───── Supplied material

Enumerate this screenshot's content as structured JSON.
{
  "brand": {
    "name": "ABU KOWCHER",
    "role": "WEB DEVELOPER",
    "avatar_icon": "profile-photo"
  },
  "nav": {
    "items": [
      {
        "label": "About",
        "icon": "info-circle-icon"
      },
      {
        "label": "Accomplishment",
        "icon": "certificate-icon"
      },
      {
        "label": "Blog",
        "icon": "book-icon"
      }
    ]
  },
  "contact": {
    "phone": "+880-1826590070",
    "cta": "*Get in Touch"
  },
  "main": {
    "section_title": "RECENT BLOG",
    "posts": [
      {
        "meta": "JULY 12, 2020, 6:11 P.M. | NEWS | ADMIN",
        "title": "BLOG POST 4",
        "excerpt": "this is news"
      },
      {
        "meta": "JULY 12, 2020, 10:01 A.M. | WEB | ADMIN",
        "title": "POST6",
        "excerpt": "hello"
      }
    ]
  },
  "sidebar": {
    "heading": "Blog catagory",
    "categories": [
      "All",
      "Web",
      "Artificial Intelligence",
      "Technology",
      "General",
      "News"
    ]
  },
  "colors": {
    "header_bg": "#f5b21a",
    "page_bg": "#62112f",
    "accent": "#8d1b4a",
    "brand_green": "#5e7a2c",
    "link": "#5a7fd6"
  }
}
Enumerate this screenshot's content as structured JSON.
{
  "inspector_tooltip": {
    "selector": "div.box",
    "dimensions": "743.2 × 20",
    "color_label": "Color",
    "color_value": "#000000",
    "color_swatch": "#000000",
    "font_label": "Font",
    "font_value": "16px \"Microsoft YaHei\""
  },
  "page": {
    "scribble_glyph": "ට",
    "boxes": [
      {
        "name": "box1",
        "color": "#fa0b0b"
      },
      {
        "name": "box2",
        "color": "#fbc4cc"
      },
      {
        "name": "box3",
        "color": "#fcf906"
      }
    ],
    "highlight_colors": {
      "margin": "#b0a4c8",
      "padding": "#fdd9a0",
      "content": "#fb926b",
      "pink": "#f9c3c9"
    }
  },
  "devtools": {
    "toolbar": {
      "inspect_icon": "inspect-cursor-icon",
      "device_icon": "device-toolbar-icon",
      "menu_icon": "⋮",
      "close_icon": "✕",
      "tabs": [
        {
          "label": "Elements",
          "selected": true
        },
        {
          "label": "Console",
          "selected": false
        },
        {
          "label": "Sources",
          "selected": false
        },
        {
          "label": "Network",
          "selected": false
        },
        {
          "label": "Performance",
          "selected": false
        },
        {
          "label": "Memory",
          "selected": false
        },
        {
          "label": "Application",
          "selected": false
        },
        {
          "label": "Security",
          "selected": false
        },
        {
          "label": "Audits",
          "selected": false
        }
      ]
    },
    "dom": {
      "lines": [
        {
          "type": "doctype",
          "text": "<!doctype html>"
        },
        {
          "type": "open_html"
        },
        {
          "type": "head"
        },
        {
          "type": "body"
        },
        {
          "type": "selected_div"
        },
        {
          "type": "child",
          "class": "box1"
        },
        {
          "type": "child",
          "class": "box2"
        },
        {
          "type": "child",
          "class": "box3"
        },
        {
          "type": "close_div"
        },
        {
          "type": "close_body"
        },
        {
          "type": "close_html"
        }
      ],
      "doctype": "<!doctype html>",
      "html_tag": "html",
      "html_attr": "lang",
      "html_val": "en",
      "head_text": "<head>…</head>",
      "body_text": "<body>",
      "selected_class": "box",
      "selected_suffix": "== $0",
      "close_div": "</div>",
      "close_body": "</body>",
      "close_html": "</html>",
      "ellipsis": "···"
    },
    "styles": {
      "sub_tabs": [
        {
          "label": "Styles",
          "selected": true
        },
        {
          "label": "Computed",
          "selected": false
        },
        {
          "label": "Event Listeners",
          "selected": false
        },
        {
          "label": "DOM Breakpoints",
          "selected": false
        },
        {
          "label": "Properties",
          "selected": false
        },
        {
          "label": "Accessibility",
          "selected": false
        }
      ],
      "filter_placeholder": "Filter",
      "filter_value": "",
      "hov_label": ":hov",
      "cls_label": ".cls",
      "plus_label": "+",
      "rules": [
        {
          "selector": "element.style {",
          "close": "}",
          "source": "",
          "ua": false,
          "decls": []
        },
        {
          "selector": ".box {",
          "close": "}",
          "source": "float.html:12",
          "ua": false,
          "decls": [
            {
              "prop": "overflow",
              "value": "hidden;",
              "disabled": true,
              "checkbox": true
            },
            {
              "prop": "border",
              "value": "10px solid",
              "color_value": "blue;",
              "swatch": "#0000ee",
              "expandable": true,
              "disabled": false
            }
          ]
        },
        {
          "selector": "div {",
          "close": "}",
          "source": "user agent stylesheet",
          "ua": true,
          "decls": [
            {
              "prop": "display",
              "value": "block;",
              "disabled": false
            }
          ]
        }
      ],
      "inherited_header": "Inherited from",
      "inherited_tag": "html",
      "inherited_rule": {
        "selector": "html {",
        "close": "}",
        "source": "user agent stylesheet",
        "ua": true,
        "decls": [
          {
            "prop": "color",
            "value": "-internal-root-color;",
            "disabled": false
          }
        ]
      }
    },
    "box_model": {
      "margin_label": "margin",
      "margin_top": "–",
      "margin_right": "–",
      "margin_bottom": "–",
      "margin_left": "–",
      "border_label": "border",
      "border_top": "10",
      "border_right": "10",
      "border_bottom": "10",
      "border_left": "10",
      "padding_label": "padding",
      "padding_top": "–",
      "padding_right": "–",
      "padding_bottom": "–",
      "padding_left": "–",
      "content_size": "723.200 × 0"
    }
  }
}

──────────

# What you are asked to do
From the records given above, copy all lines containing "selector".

# Solution to the exercise
    "selector": "div.box",
          "selector": "element.style {",
          "selector": ".box {",
          "selector": "div {",
        "selector": "html {",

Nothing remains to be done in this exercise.